WL//WH Review: THE TELESCOPES “Songs Of Love And Revolution” LP [Tapete Records]

WL//WH Album Review The Telescopes

THE TELESCOPES live at PART TIME PUNKS-Echoplex-Los Angeles May 2018, Visuals by Bill Gazer Photographed by Solange Magnin

This is the stunning new full-length album “Songs of Love And Revolution” by the celebrated ‘gaze outfit The Telescopes (UK), out on February 5, 2021, via Hamburg based independent label Tapete Records, and every time they release something new we must consider them once again; The Telescopes is not an ordinary rock band or anything else ordinary shoegaze. They have been described by the British music press as ‘more a revolution of the psyche than a revolution of the sidewalk’; a thread consistent throughout a body of work spanning over 30 years.

All of this is utterly true with respect to Stephen Lawrie and his insistence on the vision of The Telescopes act. Also, Tapete Records proudly underlines

‘This is the 12th album by The Telescopes, music for a four-piece ensemble that will never sound the same twice in any given environment or to any set of ears.’

I couldn’t agree more with all these people.

It is the restless heart of Lawrie and his mates who are responsible for this new kind of reshape the foundations of the scenery, and proof of it in the course of the band is their every new record. From the abstract field recordings’ use in their music to the wall of sound matter in the studio, The Telescopes steadily evolve and steadily reshape their sound, leading it all towards and through new quests and explorations.

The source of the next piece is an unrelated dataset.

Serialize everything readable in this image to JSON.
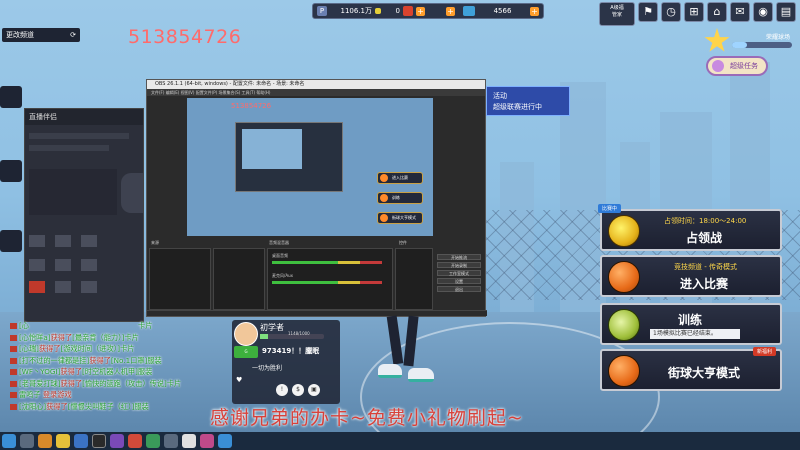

Last year they released two monumental live albums, “Live At Spacefest Gdañsk, Poland,(2015)” – an album of high energy shoegaze for the fans of music in general, and “Live Sessions” that captured the moment of creation of the noise in two different studios with the band live in the studio – a release that addresses mainly the young with guitars and their ‘gaze boards and gear. This year they are releasing “Songs Of Love And Revolution” LP (February 5, 2021) and the first one to appear was “Strange Waves”, a song so cool and nice, and a song that can also easily confuse the new fans of the band as it is not the ‘appropriate’ track to get into the realms of the band. But which one from Lawrie’s endless quiver is the ‘appropriate’ for the introductions?

And if you continue to “Mesmerized” it will all start taking shape, not the final one, but it is a good piece to the puzzle. The band plays shoegaze, yes, but with a lot of drone and psych and noise rock too, and with a keen on keeping that wall wet with effects and technique that only a handful of other ‘prophets’ dare.

The Telescopes were always a bit out of the box from the shoegaze trend themselves, but funny and quite ‘sacred’ is when they are invited to the stages of the world (festivals, clubs, etc) as a titanic force of the genre and a band with the most respect by all. You see, they don’t offer shoegaze music like racing with the other fine shoegaze racers, no, they are constantly offering the origins of the technique with a long string of releases for 30+ years now. And they are not a laidback pack of old wolves wandering around with their crowns, they don’t need that. The Telescopes will never give you the new paths of ‘gaze music but they always unveil their own mysticism with their attempts to going closer to the matter, and like in such cases, all origins are now new again; like smelling the soil for the first time, again. You wanna call it shoegaze, fine! You want it drone, it is too! You hear in it the noise-rock grooves, sure! Psychedelia, absolutely!

Occasional tribal underlayers, you got it! You must be getting prepared for February 5. What, wanted me to review each track and explain what I heard? But this is impossible with The Telescopes, keep this from the top of the article

“It is music for a four-piece ensemble that will never sound the same twice in any given environment or to any set of ears”.

Here is their new bizarre album “Songs Of Love And Revolution!!!

Keep up with The Telescopes:

Stephen Lawry

Written by Loud Cities’ Mike